(a) to every establishment in which twenty or more workmen are employed or were employed on any day of the preceding twelve months as contract labour;
(b) to every contractor who employs or who employed on any day of the preceding twelve months twenty or more workmen:
Provided that the appropriate Government may, after giving not less than two months’ notice of its intention so to do, by notification in the Official Gazette, apply the provisions of this Act to any establishment or contractor employing such number of workmen less than twenty as may be specified in the notification.”
The requirement of this Act that its applicability be extended only to establishments in which there are 20 or more workmen can be done away with by the appropriate government under the proviso, making it clear that this is not an inflexible requirement. In any case, the acceptance of such argument would amount to second-guessing the authority’s interpretation of its own TCN which, as has been stated hereinabove, cannot be so second-guessed unless it is arbitrary, perverse or mala fide.
16. The High Court’s characterising the action of accepting the Appellant’s tender as mala fide is itself open to question. The plea of mala fide made in the writ petition reads as follows:
“22. That, in the meantime the petitioner ascertained that the tender inviting authorities have connived with the Opp. Party No. 4 to 6 and it is also ascertained that Opp. Party No. 4 to 6 belong to one establishment and are supplying the same contract to the SCB, so accordingly, with a malafide intention both have connived and a pre-planned attempt has been made to oust the petitioner on a flimsy ground.

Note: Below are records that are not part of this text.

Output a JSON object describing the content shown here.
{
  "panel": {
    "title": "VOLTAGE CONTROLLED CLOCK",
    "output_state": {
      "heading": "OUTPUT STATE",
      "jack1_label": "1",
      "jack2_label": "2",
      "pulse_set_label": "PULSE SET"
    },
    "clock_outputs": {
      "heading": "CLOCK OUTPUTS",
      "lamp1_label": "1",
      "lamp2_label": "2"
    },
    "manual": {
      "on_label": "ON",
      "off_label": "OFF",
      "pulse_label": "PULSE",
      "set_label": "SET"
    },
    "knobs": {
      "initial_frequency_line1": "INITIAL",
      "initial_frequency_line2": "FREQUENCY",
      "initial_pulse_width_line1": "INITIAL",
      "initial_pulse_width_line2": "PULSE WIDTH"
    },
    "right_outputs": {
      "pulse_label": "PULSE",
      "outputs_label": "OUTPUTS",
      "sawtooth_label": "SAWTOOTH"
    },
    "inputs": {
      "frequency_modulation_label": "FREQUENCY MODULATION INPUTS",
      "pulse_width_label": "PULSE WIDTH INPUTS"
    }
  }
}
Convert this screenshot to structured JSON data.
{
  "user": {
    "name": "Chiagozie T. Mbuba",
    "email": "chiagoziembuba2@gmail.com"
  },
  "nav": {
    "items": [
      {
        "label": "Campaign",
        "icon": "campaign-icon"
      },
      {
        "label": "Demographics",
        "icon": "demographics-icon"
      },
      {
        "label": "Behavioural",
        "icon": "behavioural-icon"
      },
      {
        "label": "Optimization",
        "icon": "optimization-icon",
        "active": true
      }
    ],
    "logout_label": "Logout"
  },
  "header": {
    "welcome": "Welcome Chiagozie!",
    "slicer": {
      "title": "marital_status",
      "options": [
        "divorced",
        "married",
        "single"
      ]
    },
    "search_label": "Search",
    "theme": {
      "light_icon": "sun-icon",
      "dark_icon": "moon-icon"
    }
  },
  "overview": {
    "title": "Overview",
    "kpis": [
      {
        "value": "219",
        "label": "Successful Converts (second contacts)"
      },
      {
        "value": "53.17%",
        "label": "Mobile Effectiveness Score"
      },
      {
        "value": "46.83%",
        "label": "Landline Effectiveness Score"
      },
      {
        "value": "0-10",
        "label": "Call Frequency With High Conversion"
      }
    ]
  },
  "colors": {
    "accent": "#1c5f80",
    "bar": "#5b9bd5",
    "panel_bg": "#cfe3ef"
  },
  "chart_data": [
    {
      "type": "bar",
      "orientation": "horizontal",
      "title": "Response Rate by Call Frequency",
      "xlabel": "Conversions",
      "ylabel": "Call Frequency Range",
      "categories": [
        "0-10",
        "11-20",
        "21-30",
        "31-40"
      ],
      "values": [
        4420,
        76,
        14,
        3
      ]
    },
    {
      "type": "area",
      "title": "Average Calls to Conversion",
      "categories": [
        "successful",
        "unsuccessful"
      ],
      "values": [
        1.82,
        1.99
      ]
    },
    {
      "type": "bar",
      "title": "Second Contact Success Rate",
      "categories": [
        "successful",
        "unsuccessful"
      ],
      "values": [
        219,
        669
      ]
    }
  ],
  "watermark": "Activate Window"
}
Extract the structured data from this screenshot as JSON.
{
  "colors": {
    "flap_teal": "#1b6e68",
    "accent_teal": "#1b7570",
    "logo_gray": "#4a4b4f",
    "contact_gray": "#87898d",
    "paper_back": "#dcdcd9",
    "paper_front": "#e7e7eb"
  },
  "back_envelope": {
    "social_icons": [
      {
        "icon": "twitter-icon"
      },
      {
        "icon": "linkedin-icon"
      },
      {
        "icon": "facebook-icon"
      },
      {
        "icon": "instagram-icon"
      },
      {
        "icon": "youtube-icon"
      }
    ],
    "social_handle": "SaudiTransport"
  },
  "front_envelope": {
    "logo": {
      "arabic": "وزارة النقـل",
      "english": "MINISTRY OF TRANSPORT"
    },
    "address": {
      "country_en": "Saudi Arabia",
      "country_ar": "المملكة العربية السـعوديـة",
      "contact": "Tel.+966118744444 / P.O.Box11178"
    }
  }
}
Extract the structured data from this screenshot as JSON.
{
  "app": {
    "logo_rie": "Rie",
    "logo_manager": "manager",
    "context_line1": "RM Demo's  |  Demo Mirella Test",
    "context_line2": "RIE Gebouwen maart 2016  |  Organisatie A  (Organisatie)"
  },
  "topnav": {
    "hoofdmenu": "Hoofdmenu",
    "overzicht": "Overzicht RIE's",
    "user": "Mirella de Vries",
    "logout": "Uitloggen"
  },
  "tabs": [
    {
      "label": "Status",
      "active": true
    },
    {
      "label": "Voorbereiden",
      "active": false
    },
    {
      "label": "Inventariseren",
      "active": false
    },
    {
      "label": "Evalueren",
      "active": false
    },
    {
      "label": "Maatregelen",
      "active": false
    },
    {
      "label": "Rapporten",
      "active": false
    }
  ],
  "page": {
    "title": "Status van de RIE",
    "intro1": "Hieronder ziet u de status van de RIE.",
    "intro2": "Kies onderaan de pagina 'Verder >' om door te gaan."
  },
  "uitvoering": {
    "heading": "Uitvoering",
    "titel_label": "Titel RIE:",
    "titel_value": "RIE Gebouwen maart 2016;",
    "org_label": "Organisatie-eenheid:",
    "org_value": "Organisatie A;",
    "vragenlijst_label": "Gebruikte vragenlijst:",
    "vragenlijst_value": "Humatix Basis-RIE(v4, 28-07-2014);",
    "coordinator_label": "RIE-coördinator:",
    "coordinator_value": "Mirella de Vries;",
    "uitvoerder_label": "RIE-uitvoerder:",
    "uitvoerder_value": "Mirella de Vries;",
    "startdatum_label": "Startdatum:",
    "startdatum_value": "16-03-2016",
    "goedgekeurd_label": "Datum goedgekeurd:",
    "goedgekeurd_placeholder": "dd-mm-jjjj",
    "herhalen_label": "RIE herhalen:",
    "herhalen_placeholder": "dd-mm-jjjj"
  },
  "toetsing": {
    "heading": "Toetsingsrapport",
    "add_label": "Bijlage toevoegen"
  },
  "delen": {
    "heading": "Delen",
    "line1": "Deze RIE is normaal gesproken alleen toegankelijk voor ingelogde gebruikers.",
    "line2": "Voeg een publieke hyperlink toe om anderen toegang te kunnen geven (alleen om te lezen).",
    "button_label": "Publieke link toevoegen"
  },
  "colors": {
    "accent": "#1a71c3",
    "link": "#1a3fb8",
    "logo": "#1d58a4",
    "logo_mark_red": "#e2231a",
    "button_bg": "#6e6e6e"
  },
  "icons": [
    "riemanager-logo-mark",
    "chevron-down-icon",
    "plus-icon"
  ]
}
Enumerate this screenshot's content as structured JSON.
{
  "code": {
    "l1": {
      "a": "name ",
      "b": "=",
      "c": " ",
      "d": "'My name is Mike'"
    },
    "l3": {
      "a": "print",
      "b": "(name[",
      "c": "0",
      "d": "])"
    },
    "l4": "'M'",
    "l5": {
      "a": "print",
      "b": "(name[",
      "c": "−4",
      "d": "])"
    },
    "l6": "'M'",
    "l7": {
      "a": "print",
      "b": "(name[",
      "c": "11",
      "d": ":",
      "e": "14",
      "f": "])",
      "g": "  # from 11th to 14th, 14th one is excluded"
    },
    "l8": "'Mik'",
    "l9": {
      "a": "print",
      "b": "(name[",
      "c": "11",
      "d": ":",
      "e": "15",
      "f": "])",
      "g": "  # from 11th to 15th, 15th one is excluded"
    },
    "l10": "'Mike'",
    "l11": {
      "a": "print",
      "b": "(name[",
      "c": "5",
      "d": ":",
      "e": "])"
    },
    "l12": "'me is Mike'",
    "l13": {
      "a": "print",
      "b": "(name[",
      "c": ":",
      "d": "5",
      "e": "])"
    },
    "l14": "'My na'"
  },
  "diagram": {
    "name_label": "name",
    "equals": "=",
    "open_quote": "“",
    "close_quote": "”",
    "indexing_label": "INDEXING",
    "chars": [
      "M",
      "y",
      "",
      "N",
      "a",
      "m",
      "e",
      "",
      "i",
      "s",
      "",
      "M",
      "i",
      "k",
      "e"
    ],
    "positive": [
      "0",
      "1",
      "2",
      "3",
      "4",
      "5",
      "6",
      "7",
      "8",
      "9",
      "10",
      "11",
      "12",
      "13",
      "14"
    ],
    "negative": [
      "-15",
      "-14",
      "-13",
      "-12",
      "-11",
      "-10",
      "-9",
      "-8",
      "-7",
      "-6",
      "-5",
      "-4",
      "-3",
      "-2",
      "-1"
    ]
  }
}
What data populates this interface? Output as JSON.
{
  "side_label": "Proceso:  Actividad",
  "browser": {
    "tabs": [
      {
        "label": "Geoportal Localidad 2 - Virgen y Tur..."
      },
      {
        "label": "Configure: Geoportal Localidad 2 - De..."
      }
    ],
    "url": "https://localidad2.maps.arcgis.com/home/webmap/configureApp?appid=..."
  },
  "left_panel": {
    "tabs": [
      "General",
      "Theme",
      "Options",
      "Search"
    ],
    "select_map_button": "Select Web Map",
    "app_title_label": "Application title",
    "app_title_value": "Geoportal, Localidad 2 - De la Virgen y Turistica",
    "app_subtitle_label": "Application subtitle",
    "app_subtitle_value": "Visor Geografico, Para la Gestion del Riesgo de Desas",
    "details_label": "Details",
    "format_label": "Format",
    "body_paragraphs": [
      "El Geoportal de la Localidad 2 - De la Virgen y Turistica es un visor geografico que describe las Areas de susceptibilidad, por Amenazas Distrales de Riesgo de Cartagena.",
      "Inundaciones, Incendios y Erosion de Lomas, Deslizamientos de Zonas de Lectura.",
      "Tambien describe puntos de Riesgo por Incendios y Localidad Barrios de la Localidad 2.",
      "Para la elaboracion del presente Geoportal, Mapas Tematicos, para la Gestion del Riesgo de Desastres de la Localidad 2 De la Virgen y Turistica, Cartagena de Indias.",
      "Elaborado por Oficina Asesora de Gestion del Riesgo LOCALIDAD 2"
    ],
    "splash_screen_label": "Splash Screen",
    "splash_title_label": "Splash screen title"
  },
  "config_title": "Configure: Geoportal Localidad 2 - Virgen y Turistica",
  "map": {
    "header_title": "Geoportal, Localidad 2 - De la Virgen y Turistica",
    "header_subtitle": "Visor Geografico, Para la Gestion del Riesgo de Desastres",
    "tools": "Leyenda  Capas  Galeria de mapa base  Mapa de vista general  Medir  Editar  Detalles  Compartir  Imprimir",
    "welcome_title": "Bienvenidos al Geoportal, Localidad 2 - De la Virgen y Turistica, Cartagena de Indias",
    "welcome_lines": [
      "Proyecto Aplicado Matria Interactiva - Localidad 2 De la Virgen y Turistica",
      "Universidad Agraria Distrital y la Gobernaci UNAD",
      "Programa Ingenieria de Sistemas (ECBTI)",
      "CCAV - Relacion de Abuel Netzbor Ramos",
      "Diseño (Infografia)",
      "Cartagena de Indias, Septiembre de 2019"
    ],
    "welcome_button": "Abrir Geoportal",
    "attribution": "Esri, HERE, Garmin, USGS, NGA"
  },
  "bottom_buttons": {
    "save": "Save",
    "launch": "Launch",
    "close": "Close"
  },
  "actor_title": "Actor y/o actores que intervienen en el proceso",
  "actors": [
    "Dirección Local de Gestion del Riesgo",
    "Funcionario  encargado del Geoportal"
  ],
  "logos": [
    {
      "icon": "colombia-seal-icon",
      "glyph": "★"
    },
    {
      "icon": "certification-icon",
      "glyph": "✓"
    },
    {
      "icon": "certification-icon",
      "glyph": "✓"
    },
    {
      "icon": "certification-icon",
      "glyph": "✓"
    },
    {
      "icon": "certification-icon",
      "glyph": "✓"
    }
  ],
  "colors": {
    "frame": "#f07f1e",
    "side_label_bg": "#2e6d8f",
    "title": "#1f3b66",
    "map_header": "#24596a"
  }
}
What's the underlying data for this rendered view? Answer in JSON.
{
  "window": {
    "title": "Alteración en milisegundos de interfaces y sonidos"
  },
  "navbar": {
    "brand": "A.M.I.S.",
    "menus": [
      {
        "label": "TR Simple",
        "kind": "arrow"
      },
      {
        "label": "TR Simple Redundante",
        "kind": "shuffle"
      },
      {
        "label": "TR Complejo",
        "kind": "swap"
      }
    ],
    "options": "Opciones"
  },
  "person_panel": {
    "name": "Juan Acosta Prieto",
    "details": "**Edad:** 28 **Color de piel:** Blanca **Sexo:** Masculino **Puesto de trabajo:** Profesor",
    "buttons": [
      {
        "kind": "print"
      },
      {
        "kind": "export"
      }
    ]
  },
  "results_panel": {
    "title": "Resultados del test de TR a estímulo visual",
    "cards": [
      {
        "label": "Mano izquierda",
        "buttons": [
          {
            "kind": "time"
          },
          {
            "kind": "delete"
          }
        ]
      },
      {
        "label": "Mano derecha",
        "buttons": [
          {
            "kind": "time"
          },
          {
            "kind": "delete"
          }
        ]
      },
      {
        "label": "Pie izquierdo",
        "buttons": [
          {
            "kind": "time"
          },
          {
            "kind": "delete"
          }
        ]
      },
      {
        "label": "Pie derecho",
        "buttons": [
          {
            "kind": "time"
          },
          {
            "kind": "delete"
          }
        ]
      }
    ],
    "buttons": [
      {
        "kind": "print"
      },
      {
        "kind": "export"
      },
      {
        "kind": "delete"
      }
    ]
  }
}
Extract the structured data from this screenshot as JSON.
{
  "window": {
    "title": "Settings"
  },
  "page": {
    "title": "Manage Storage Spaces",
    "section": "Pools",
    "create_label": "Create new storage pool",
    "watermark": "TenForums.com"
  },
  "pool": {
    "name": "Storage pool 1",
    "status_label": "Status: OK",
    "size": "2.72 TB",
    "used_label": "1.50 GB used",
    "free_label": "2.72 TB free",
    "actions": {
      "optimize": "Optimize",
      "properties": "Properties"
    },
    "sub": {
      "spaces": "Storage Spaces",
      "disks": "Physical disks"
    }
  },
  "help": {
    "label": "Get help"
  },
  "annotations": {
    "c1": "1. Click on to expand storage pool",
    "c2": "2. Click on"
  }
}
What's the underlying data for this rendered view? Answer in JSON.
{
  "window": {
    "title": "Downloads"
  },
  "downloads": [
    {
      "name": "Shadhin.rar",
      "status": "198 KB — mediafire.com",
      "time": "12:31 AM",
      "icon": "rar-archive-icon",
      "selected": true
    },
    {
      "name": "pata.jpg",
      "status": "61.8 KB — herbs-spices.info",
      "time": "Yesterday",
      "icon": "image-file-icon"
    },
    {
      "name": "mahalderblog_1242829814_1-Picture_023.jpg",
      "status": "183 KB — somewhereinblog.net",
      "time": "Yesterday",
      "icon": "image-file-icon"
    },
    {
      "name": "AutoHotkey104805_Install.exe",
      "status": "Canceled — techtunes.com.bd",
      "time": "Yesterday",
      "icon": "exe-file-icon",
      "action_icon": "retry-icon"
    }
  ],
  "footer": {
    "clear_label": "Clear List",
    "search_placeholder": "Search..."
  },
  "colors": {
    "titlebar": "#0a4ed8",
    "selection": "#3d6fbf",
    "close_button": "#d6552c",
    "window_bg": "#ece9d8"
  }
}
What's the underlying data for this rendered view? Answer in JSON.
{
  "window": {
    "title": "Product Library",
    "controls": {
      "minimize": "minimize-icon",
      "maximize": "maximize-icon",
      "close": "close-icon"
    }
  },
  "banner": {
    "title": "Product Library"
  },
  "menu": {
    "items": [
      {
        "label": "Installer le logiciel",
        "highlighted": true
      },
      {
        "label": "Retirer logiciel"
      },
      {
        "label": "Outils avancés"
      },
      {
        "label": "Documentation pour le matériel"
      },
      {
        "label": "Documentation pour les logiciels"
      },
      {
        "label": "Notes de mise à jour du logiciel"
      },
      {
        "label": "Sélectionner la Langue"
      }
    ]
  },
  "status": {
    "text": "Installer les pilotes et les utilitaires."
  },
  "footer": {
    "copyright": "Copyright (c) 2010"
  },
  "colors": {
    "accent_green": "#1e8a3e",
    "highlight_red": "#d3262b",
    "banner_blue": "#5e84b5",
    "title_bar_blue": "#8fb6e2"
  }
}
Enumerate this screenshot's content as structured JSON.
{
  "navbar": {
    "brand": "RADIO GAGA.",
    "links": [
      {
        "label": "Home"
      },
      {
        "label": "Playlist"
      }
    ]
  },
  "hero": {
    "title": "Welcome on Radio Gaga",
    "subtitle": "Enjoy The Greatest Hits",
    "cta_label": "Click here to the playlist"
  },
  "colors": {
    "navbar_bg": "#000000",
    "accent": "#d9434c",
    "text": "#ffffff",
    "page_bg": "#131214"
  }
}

The entire exercise has been done by Opp. Party No. 3 to award the contract to Opp. Party No. 5 as they are still continuing the aforesaid work and the entire endeavour of the Opp. Party No. 3 is to create some litigation so that, the opposite parties can continue during pendency of the writ application.”
This plea was answered by the authority in its counter affidavit filed before the High Court as follows:
“15. That in reply to the averments made in paragraphs 22 to 25 of the writ petition it is humbly and respectfully submitted that, the bidding process has been concluded in a transparent manner adhering to the required guidelines made thereto.
It is further stated that the petitioner failed to comply with two basic requirements under eligibility criteria stipulated in the tender conditions i.e. (i) submission of valid Labour licence; (ii) submission of proper certificate of continuous three years’ experience in diet preparation and supply to Government/Reputed Private Health Institution having minimum 200 bed strength. As a result, the Tender Committee disqualified the bid of the petitioner.
It is further submitted that after thorough examination of the documents, M/s. Utkal Suppliers (O.P. No. 5) came out to be the L-1 bidder in the tender process and the same was sent to the higher authorities for detailed examination of technical and financial bids. SLPC being the competent authority as per F.D. Notification No.22393/Fdt.08.06.2012 after due examination of records has recommended to place the work order with the L-1 bidder. Accordingly, the work order has been issued in favour of the L-1 bidder (O.P. No. 5) vide this office letter No. 23347 dated 27.11.2020 and the selected firm has taken up diet services work in the hospital w.e.f. 01.12.2020.”
A reference to the aforesaid pleadings would also go to show that except for an incantation of the expression mala fide, no mala fide has in fact been made out on the facts of this case.
17. The High Court’s judgment is consequently set aside and the appeals are allowed. The Appellant is to be put back, within one week from the date of this judgment, to complete performance under the agreement entered into between the Appellant and the authority on 27.11.2020.
……………………………………..J. [ROHINTON FALI NARIMAN]
……………………………………..J. [B.R. GAVAI]
April 09, 2021.